(Maisri had seen Lovat’s death at the hand of an executioner!)
Claire asked if everything Maisri saw came to pass and Maisri confirmed that most things happened as her visions predicted. However, there was the possibility of an action changing some outcomes.
Elsewhere, Jamie spoke to Colum about joining the Jacobite cause. Jamie tried to tell his uncle that, unless Prince Charles had adequate support for all the Highland clans, he would lose, which would then trigger a violent backlash from the British. Colum wasn’t convinced and believed that those who remained neutral would be left alone, like the previous two risings. Colum pleaded for Jamie to promise not to trade Lallybroch for Lovat’s support… this was a war that the Highlanders couldn’t win.
Jamie: “I promise you Uncle. I promise you I will do what I muse to save those things you and I hold most dear.”
At dinner that night, Lovat presented two documents: a neutrality pact, to be signed by him and Colum, and a deed, which, Jamie could sign to turn Lallybroch over to his grandfather. It seemed that it was up to Jamie now… if he signed the deed, Lovat would provide men for Prince Charles. If not, Lovat would sign the neutrality pact. And Jamie was about to sign the deed… but then Claire had an “episode”. She pretended to have a vision, exactly the one of Lovat’s execution that Maisri had described. But when asked whether it was an executioner for King George or King James, Claire said she didn’t remember… but saw white roses on the ground, the symbol of the Jacobites!
Lovat was angry and came at Claire with a dagger, but Young Simon intervened to stop his father: “You and MacKenzie are fearful old men. And you’re wrong. My cousin is right. It’s our duty to stand up for our country and our kinsman. I will fight for King James. I’ll fight to change the White Lady’s vision, even if ye will not.”
Now, one would think that this would persuade Lovat to support his son and Jamie, but instead Lovat signed the neutrality pact and drank to the new alliance with the MacKenzies.
The next morning, Jamie and Claire prepared to leave Beaufort Castle to meet Murtagh at Kingussie. Young Simon would join them as well.

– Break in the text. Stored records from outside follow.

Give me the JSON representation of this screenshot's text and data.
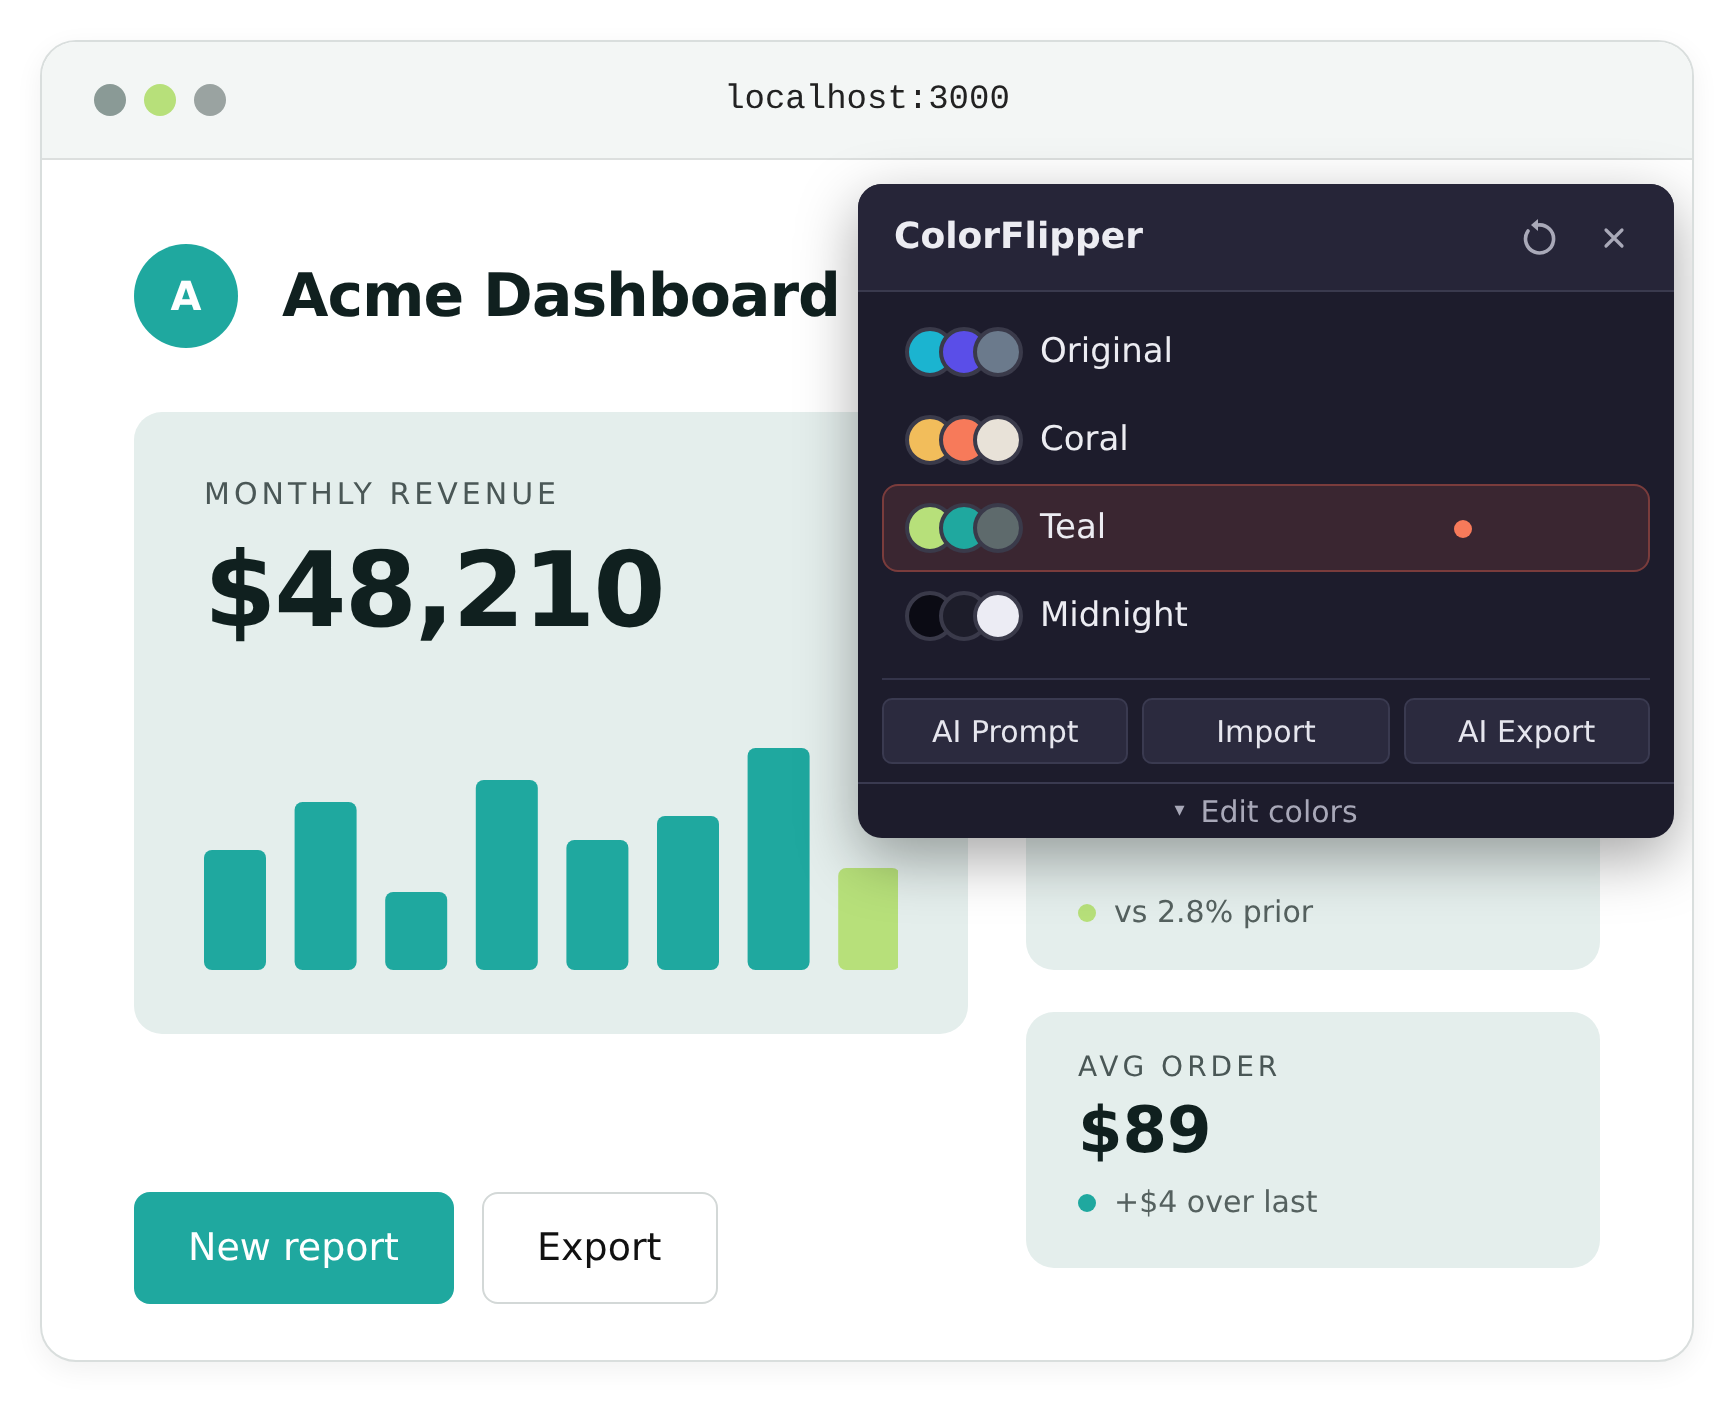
{
  "window": {
    "url": "localhost:3000",
    "controls": [
      {
        "color": "#8a9a96"
      },
      {
        "color": "#b7e07a"
      },
      {
        "color": "#9aa3a1"
      }
    ]
  },
  "header": {
    "avatar": "A",
    "title": "Acme Dashboard"
  },
  "revenue": {
    "label": "MONTHLY REVENUE",
    "value": "$48,210"
  },
  "metrics": [
    {
      "note": "vs 2.8% prior",
      "color": "#b7e07a"
    },
    {
      "label": "AVG ORDER",
      "value": "$89",
      "note": "+$4 over last",
      "color": "#1fa89f"
    }
  ],
  "actions": [
    {
      "label": "New report",
      "kind": "primary"
    },
    {
      "label": "Export",
      "kind": "secondary"
    }
  ],
  "popup": {
    "title": "ColorFlipper",
    "themes": [
      {
        "name": "Original",
        "selected": false,
        "active": false,
        "swatches": [
          {
            "color": "#1bb4d0"
          },
          {
            "color": "#5a4ee8"
          },
          {
            "color": "#6b7a8c"
          }
        ]
      },
      {
        "name": "Coral",
        "selected": false,
        "active": false,
        "swatches": [
          {
            "color": "#f2bd5b"
          },
          {
            "color": "#f77a5a"
          },
          {
            "color": "#e8e2d8"
          }
        ]
      },
      {
        "name": "Teal",
        "selected": true,
        "active": true,
        "swatches": [
          {
            "color": "#b7e07a"
          },
          {
            "color": "#1fa89f"
          },
          {
            "color": "#5e6a6c"
          }
        ]
      },
      {
        "name": "Midnight",
        "selected": false,
        "active": false,
        "swatches": [
          {
            "color": "#0b0b14"
          },
          {
            "color": "#1d1d2a"
          },
          {
            "color": "#ececf4"
          }
        ]
      }
    ],
    "buttons": [
      "AI Prompt",
      "Import",
      "AI Export"
    ],
    "footer_icon": "▾",
    "footer": "Edit colors"
  }
}
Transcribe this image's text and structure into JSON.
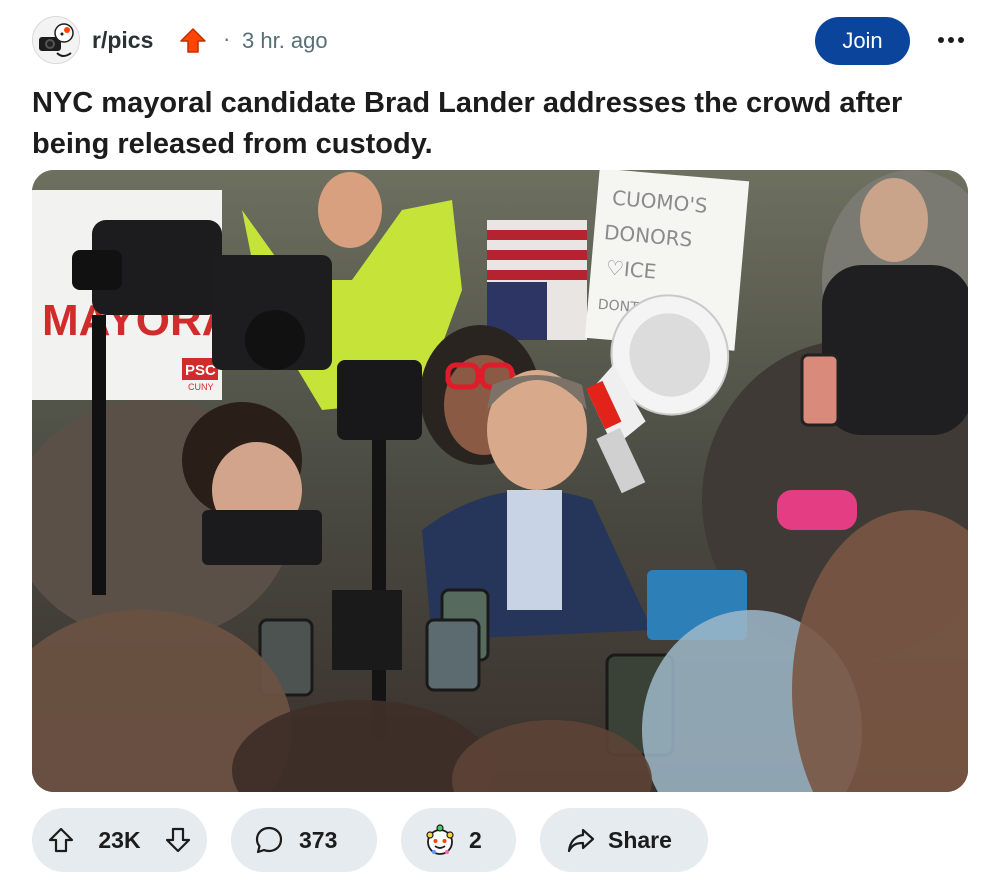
{
  "post": {
    "subreddit": "r/pics",
    "separator": "·",
    "time_ago": "3 hr. ago",
    "join_label": "Join",
    "title": "NYC mayoral candidate Brad Lander addresses the crowd after being released from custody.",
    "image_alt": "NYC mayoral candidate Brad Lander addresses the crowd after being released from custody.",
    "image_signs": {
      "left_sign": "MAYORA",
      "left_sign_logo": "PSC",
      "left_sign_sub": "CUNY",
      "right_sign_line1": "CUOMO'S",
      "right_sign_line2": "DONORS",
      "right_sign_line3": "♡ICE",
      "right_sign_line4": "DONT RANK"
    }
  },
  "actions": {
    "votes": "23K",
    "comments": "373",
    "awards": "2",
    "share_label": "Share"
  },
  "colors": {
    "join_button": "#0a449b",
    "pill_background": "#e5ebee",
    "award_arrow": "#ff4500",
    "meta_text": "#576f76"
  },
  "icons": {
    "award": "orange-up-arrow",
    "upvote": "up-arrow-outline",
    "downvote": "down-arrow-outline",
    "comment": "speech-bubble",
    "award_pill": "snoo-award",
    "share": "share-arrow",
    "more": "three-dots"
  }
}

Before leaving, Jamie spoke to Colum (who was also returning to Leoch). Colum tried again to get Jamie to stay out to the Jacobite rising, even asking if Claire could convince his nephew to listen to reason.
Colum: “I think it’s a blessing his mother didn’t live to see what a reckless fool she spawned.” (OUCH)
Jamie was firm, but respectful.
Claire also asked Jamie to say thank you to Laoghaire… he was hesitant, but did it:
Jamie: “I’m told to thank ye. For what I dinna ken, but (*bowing*) thank you Laoghaire.”
Laoghaire: “I hope one day I can also earn your forgiveness Jamie… (whispers) and yer love.”
Jamie, Claire, and Young Simon rode out, but before they could get far, Lord Lovat came to meet them with several men. It seems Jenny was right. By sending men (via Young Simon) to join Prince Charles, Lovat covered his bases. Lovat publicly declared he was neutral by signing the pact with the MacKenzies. So if the British won, they couldn’t condemn him. Afterall, Young Simon was his own man. Yet, if the Jacobites won, Lovat could take credit for supporting his heir. (WOW, Old Fox indeed!)
Jamie: “Please… tell me I’m nothing like him, Sassenach.”
Claire: “I’m afraid I have seem a similarly devious turn of mind.”
Jamie: “I might have to rethink our agreement not to lie to each other.”
As they rode off, Claire reflected that she was optimistic. Perhaps changing the future was possible (as Maisri said), maybe they already had.
If you missed tonight’s episode, you can watch “The Fox’s Lair” on STARZ Play online HERE or via the STARZ Play app.
I loved tonight’s episode, although I’m not too sure about this attempt to redeem Laoghaire. However, I enjoyed learning more about the Fraser family and seeing Jamie and Claire in love and working as a team. But is there reason to hope that they can help Prince Charles win his war? I don’t know…
Share your thoughts and feels in comments!
Make sure to read more thoughts/flails/feels about “The Fox’s Lair” HERE… and there are GIFs!